What to work on |
Pull every line with "Cube" from the data.

Data |
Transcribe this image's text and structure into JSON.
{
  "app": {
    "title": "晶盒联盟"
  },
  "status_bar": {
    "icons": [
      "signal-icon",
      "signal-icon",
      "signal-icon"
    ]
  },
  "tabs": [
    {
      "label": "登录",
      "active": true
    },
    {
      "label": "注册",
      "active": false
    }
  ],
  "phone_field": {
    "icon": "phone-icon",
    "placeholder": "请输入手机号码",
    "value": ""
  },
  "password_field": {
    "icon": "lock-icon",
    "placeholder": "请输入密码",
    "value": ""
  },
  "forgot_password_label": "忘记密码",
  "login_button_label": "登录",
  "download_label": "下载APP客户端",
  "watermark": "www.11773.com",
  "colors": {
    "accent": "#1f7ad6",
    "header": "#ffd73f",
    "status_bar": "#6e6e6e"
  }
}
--
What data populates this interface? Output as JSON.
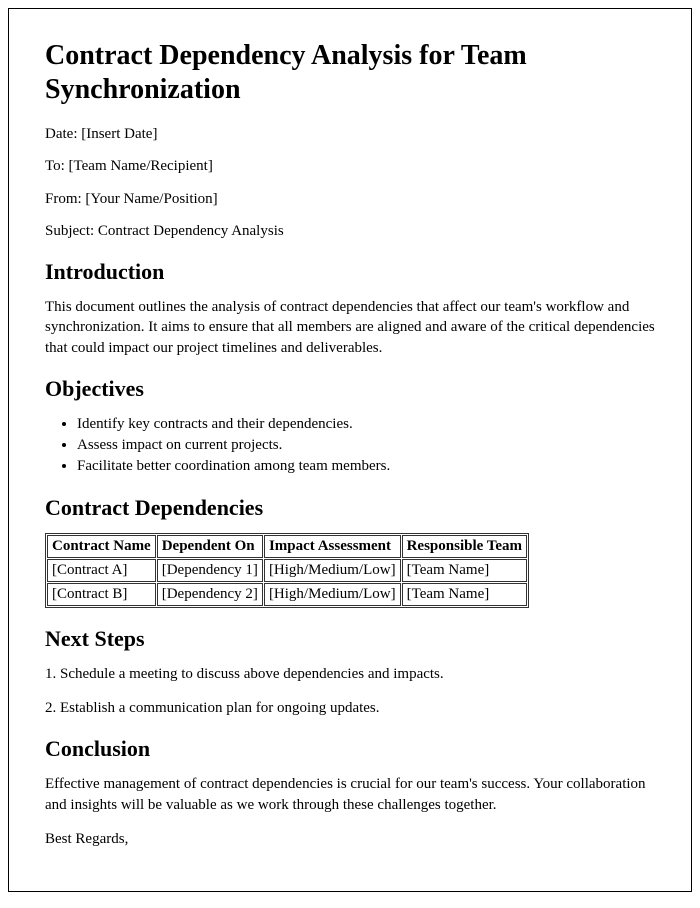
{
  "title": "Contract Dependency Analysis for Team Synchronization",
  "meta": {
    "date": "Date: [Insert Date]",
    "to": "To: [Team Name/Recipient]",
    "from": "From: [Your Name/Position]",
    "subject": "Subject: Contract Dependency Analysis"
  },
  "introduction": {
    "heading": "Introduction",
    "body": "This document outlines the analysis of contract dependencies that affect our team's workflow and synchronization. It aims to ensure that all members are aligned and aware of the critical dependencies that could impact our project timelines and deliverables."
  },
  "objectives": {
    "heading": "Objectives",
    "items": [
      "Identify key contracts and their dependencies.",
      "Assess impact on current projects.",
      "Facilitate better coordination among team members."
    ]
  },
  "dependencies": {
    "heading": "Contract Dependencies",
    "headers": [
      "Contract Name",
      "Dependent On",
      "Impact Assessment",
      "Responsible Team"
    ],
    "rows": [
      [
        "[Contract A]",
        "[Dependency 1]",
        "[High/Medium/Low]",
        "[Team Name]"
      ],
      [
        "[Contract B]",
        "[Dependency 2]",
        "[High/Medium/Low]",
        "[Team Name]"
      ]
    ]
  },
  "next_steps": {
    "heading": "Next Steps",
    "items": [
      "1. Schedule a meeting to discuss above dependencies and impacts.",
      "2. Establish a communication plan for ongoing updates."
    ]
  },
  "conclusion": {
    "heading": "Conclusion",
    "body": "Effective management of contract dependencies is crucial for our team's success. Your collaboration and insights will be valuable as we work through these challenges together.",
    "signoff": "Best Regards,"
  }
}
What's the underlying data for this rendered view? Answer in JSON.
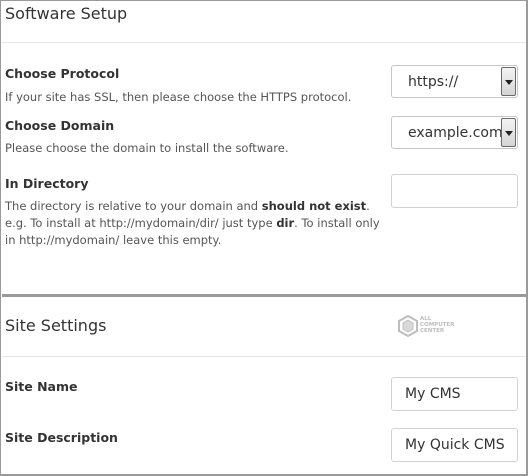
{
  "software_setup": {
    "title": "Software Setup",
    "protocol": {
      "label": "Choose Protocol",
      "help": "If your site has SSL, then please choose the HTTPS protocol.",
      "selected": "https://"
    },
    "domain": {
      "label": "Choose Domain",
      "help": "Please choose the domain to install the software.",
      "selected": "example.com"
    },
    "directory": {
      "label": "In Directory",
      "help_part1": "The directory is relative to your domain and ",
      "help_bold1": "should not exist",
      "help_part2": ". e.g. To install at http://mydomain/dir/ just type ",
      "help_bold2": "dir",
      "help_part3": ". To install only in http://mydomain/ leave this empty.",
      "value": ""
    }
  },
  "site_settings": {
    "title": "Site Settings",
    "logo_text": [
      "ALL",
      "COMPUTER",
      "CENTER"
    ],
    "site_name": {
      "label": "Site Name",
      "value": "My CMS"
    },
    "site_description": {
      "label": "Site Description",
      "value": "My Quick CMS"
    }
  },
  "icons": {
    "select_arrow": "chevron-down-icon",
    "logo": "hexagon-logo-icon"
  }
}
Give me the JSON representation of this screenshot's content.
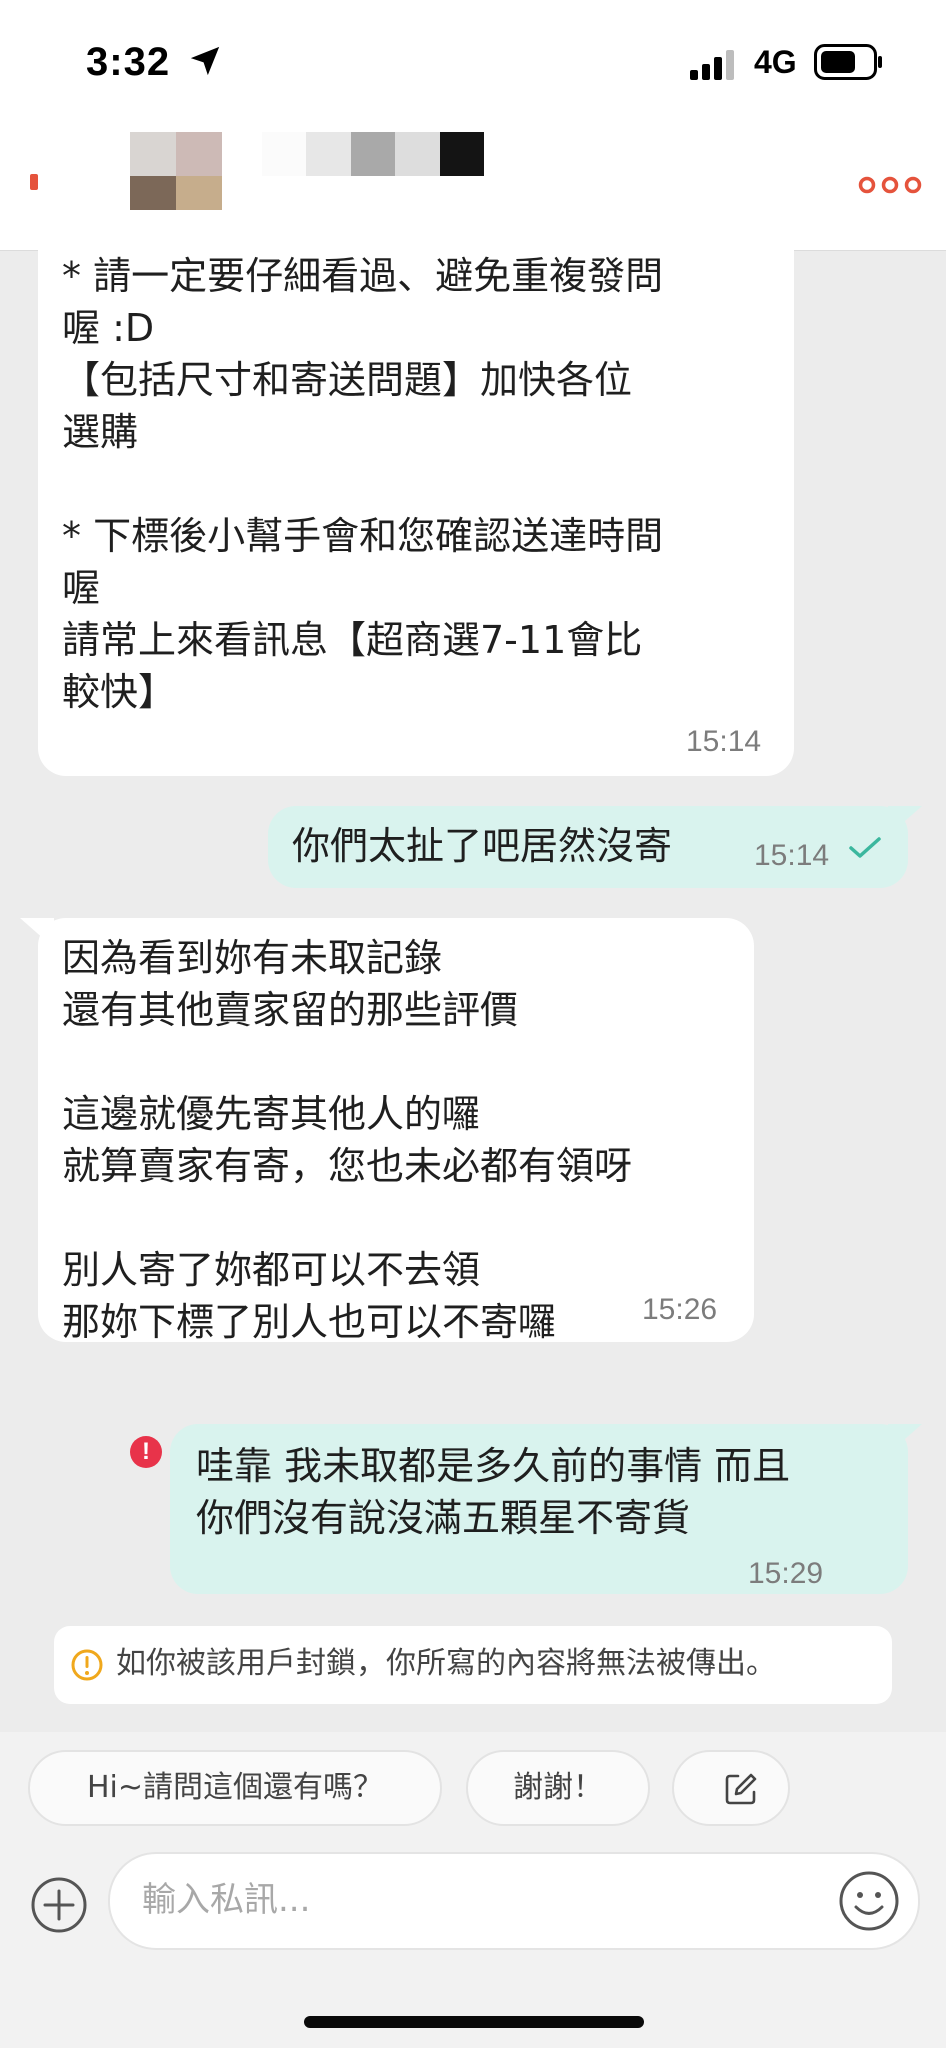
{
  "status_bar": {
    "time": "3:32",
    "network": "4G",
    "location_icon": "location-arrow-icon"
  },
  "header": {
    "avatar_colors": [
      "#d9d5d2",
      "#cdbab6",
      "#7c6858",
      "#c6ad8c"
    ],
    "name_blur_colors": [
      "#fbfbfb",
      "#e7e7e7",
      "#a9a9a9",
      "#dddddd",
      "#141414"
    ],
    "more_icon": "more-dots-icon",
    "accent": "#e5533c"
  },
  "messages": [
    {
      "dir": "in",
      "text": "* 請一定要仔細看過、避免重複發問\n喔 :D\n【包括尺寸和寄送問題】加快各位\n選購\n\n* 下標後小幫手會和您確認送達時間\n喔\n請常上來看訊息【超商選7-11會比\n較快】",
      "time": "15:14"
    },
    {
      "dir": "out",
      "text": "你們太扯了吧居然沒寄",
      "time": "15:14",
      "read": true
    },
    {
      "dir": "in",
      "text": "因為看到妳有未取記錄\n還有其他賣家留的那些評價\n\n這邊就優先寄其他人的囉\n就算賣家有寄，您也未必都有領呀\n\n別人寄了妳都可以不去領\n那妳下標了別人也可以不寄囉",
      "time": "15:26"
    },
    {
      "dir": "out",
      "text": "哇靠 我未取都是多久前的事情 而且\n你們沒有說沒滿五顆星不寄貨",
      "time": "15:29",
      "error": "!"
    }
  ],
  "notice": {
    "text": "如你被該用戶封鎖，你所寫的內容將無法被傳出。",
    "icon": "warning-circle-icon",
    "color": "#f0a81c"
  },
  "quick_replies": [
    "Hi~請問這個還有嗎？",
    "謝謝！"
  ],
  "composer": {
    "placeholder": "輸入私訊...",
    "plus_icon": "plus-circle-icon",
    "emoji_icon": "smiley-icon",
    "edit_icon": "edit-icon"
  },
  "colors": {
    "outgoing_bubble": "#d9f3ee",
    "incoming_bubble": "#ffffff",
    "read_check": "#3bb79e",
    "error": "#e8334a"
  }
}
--
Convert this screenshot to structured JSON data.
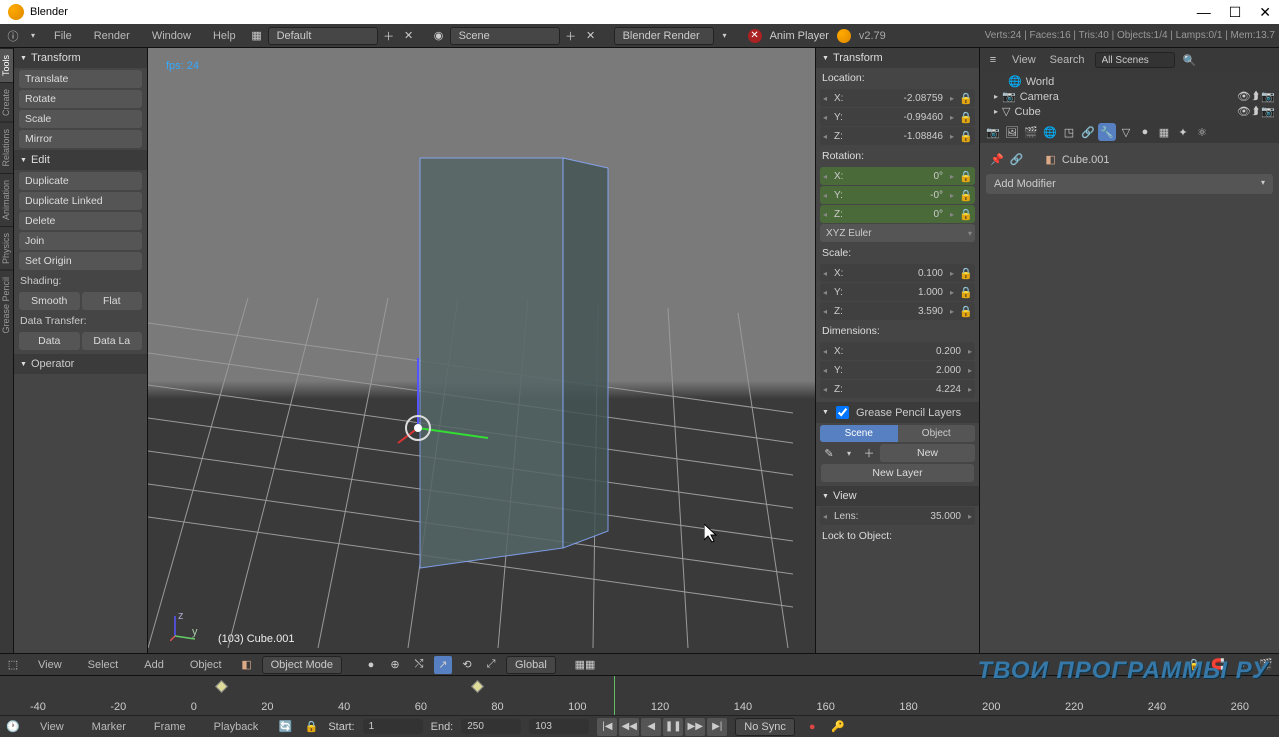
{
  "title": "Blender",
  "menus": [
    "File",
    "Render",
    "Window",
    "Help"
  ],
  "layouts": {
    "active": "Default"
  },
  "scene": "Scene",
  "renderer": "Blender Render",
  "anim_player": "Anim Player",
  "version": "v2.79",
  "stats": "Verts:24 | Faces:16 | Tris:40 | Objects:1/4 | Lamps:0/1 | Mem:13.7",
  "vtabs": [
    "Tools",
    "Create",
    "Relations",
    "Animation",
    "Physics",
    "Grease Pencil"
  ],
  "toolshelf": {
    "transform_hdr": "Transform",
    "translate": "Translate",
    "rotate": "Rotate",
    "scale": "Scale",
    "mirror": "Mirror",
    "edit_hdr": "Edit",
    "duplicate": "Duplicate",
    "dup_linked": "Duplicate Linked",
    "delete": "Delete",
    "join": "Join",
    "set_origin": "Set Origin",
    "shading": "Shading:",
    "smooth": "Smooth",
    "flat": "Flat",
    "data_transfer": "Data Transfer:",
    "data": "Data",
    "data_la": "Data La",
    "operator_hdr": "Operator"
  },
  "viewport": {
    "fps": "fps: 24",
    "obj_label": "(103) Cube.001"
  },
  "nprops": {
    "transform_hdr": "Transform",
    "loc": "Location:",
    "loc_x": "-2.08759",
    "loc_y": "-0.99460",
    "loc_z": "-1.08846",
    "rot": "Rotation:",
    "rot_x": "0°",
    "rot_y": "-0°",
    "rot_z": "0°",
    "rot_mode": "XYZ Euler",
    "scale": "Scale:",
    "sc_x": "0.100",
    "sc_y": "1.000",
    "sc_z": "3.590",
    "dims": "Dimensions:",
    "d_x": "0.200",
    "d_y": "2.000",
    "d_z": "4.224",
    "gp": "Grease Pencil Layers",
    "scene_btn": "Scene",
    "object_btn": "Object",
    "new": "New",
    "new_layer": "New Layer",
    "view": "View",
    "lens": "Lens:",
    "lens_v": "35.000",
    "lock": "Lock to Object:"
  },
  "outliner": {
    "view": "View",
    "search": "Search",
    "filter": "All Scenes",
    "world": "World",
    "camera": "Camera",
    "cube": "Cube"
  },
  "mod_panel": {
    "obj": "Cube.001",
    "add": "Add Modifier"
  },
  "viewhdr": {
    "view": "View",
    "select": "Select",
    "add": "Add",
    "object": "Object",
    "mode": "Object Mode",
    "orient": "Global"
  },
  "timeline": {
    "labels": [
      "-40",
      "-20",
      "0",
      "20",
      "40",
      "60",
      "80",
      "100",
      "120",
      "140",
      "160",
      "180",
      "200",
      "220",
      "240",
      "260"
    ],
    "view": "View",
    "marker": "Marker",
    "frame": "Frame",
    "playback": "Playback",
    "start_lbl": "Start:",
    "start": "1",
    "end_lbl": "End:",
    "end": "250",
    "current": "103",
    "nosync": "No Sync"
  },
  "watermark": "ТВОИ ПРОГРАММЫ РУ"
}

Task response |
    "obj_label": "(103) Cube.001"
    "cube": "Cube"
    "obj": "Cube.001",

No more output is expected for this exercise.